**Exercise aim:**
Copy the records below exactly, but leave out any picture they contain.

Entries supplied START

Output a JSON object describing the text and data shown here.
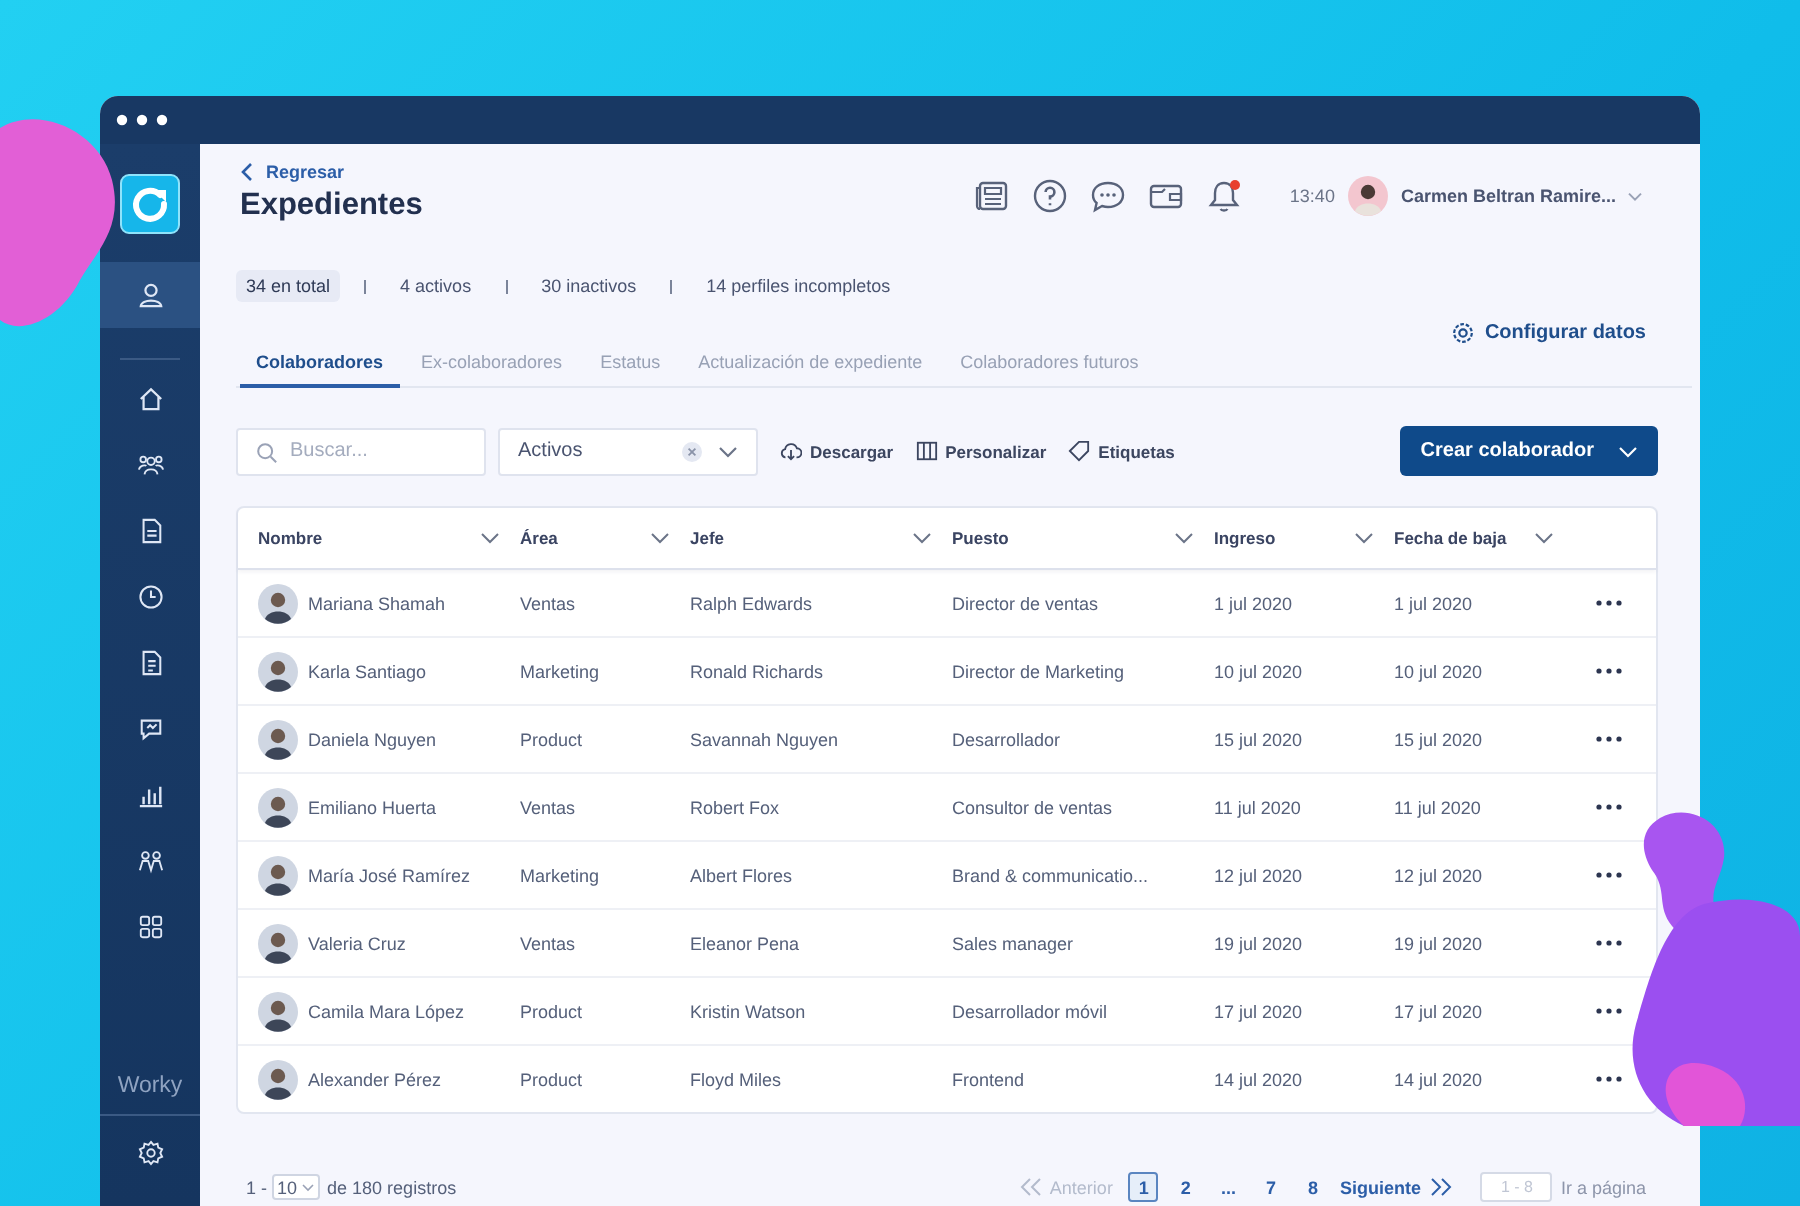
{
  "sidebar": {
    "items": [
      {
        "kind": "user",
        "selected": true
      },
      {
        "kind": "home",
        "selected": false
      },
      {
        "kind": "team",
        "selected": false
      },
      {
        "kind": "document",
        "selected": false
      },
      {
        "kind": "clock",
        "selected": false
      },
      {
        "kind": "file",
        "selected": false
      },
      {
        "kind": "feedback",
        "selected": false
      },
      {
        "kind": "chart",
        "selected": false
      },
      {
        "kind": "people",
        "selected": false
      },
      {
        "kind": "grid",
        "selected": false
      }
    ],
    "brand": "Worky"
  },
  "header": {
    "back_link": "Regresar",
    "title": "Expedientes",
    "icons": [
      {
        "kind": "news",
        "badge": false
      },
      {
        "kind": "help",
        "badge": false
      },
      {
        "kind": "chat",
        "badge": false
      },
      {
        "kind": "wallet",
        "badge": false
      },
      {
        "kind": "bell",
        "badge": true
      }
    ],
    "time": "13:40",
    "user_name": "Carmen Beltran Ramire..."
  },
  "stats": [
    {
      "label": "34 en total",
      "selected": true
    },
    {
      "label": "4 activos",
      "selected": false
    },
    {
      "label": "30 inactivos",
      "selected": false
    },
    {
      "label": "14 perfiles incompletos",
      "selected": false
    }
  ],
  "configure_link": "Configurar datos",
  "tabs": [
    {
      "label": "Colaboradores",
      "selected": true
    },
    {
      "label": "Ex-colaboradores",
      "selected": false
    },
    {
      "label": "Estatus",
      "selected": false
    },
    {
      "label": "Actualización de expediente",
      "selected": false
    },
    {
      "label": "Colaboradores futuros",
      "selected": false
    }
  ],
  "toolbar": {
    "search": {
      "placeholder": "Buscar..."
    },
    "filter": {
      "value": "Activos"
    },
    "actions": [
      {
        "kind": "download",
        "label": "Descargar"
      },
      {
        "kind": "columns",
        "label": "Personalizar"
      },
      {
        "kind": "tag",
        "label": "Etiquetas"
      }
    ],
    "create_button": "Crear colaborador"
  },
  "table": {
    "columns": [
      "Nombre",
      "Área",
      "Jefe",
      "Puesto",
      "Ingreso",
      "Fecha de baja"
    ],
    "rows": [
      {
        "name": "Mariana Shamah",
        "area": "Ventas",
        "boss": "Ralph Edwards",
        "position": "Director de ventas",
        "start": "1 jul 2020",
        "end": "1 jul 2020"
      },
      {
        "name": "Karla Santiago",
        "area": "Marketing",
        "boss": "Ronald Richards",
        "position": "Director de Marketing",
        "start": "10 jul 2020",
        "end": "10 jul 2020"
      },
      {
        "name": "Daniela Nguyen",
        "area": "Product",
        "boss": "Savannah Nguyen",
        "position": "Desarrollador",
        "start": "15 jul 2020",
        "end": "15 jul 2020"
      },
      {
        "name": "Emiliano Huerta",
        "area": "Ventas",
        "boss": "Robert Fox",
        "position": "Consultor de ventas",
        "start": "11 jul 2020",
        "end": "11 jul 2020"
      },
      {
        "name": "María José Ramírez",
        "area": "Marketing",
        "boss": "Albert Flores",
        "position": "Brand & communicatio...",
        "start": "12 jul 2020",
        "end": "12 jul 2020"
      },
      {
        "name": "Valeria Cruz",
        "area": "Ventas",
        "boss": "Eleanor Pena",
        "position": "Sales manager",
        "start": "19 jul 2020",
        "end": "19 jul 2020"
      },
      {
        "name": "Camila Mara López",
        "area": "Product",
        "boss": "Kristin Watson",
        "position": "Desarrollador móvil",
        "start": "17 jul 2020",
        "end": "17 jul 2020"
      },
      {
        "name": "Alexander Pérez",
        "area": "Product",
        "boss": "Floyd Miles",
        "position": "Frontend",
        "start": "14 jul 2020",
        "end": "14 jul 2020"
      }
    ]
  },
  "pagination": {
    "range_start": "1 -",
    "page_size": "10",
    "total": "de 180 registros",
    "previous": "Anterior",
    "previous_disabled": true,
    "pages": [
      {
        "label": "1",
        "selected": true
      },
      {
        "label": "2",
        "selected": false
      },
      {
        "label": "...",
        "selected": false
      },
      {
        "label": "7",
        "selected": false
      },
      {
        "label": "8",
        "selected": false
      }
    ],
    "next": "Siguiente",
    "goto": {
      "placeholder": "1 - 8"
    },
    "goto_label": "Ir a página"
  }
}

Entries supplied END

**Written answer:**
Output a JSON object describing the text and data shown here.
{
  "sidebar": {
    "items": [
      {
        "kind": "user",
        "selected": true
      },
      {
        "kind": "home",
        "selected": false
      },
      {
        "kind": "team",
        "selected": false
      },
      {
        "kind": "document",
        "selected": false
      },
      {
        "kind": "clock",
        "selected": false
      },
      {
        "kind": "file",
        "selected": false
      },
      {
        "kind": "feedback",
        "selected": false
      },
      {
        "kind": "chart",
        "selected": false
      },
      {
        "kind": "people",
        "selected": false
      },
      {
        "kind": "grid",
        "selected": false
      }
    ],
    "brand": "Worky"
  },
  "header": {
    "back_link": "Regresar",
    "title": "Expedientes",
    "icons": [
      {
        "kind": "news",
        "badge": false
      },
      {
        "kind": "help",
        "badge": false
      },
      {
        "kind": "chat",
        "badge": false
      },
      {
        "kind": "wallet",
        "badge": false
      },
      {
        "kind": "bell",
        "badge": true
      }
    ],
    "time": "13:40",
    "user_name": "Carmen Beltran Ramire..."
  },
  "stats": [
    {
      "label": "34 en total",
      "selected": true
    },
    {
      "label": "4 activos",
      "selected": false
    },
    {
      "label": "30 inactivos",
      "selected": false
    },
    {
      "label": "14 perfiles incompletos",
      "selected": false
    }
  ],
  "configure_link": "Configurar datos",
  "tabs": [
    {
      "label": "Colaboradores",
      "selected": true
    },
    {
      "label": "Ex-colaboradores",
      "selected": false
    },
    {
      "label": "Estatus",
      "selected": false
    },
    {
      "label": "Actualización de expediente",
      "selected": false
    },
    {
      "label": "Colaboradores futuros",
      "selected": false
    }
  ],
  "toolbar": {
    "search": {
      "placeholder": "Buscar..."
    },
    "filter": {
      "value": "Activos"
    },
    "actions": [
      {
        "kind": "download",
        "label": "Descargar"
      },
      {
        "kind": "columns",
        "label": "Personalizar"
      },
      {
        "kind": "tag",
        "label": "Etiquetas"
      }
    ],
    "create_button": "Crear colaborador"
  },
  "table": {
    "columns": [
      "Nombre",
      "Área",
      "Jefe",
      "Puesto",
      "Ingreso",
      "Fecha de baja"
    ],
    "rows": [
      {
        "name": "Mariana Shamah",
        "area": "Ventas",
        "boss": "Ralph Edwards",
        "position": "Director de ventas",
        "start": "1 jul 2020",
        "end": "1 jul 2020"
      },
      {
        "name": "Karla Santiago",
        "area": "Marketing",
        "boss": "Ronald Richards",
        "position": "Director de Marketing",
        "start": "10 jul 2020",
        "end": "10 jul 2020"
      },
      {
        "name": "Daniela Nguyen",
        "area": "Product",
        "boss": "Savannah Nguyen",
        "position": "Desarrollador",
        "start": "15 jul 2020",
        "end": "15 jul 2020"
      },
      {
        "name": "Emiliano Huerta",
        "area": "Ventas",
        "boss": "Robert Fox",
        "position": "Consultor de ventas",
        "start": "11 jul 2020",
        "end": "11 jul 2020"
      },
      {
        "name": "María José Ramírez",
        "area": "Marketing",
        "boss": "Albert Flores",
        "position": "Brand & communicatio...",
        "start": "12 jul 2020",
        "end": "12 jul 2020"
      },
      {
        "name": "Valeria Cruz",
        "area": "Ventas",
        "boss": "Eleanor Pena",
        "position": "Sales manager",
        "start": "19 jul 2020",
        "end": "19 jul 2020"
      },
      {
        "name": "Camila Mara López",
        "area": "Product",
        "boss": "Kristin Watson",
        "position": "Desarrollador móvil",
        "start": "17 jul 2020",
        "end": "17 jul 2020"
      },
      {
        "name": "Alexander Pérez",
        "area": "Product",
        "boss": "Floyd Miles",
        "position": "Frontend",
        "start": "14 jul 2020",
        "end": "14 jul 2020"
      }
    ]
  },
  "pagination": {
    "range_start": "1 -",
    "page_size": "10",
    "total": "de 180 registros",
    "previous": "Anterior",
    "previous_disabled": true,
    "pages": [
      {
        "label": "1",
        "selected": true
      },
      {
        "label": "2",
        "selected": false
      },
      {
        "label": "...",
        "selected": false
      },
      {
        "label": "7",
        "selected": false
      },
      {
        "label": "8",
        "selected": false
      }
    ],
    "next": "Siguiente",
    "goto": {
      "placeholder": "1 - 8"
    },
    "goto_label": "Ir a página"
  }
}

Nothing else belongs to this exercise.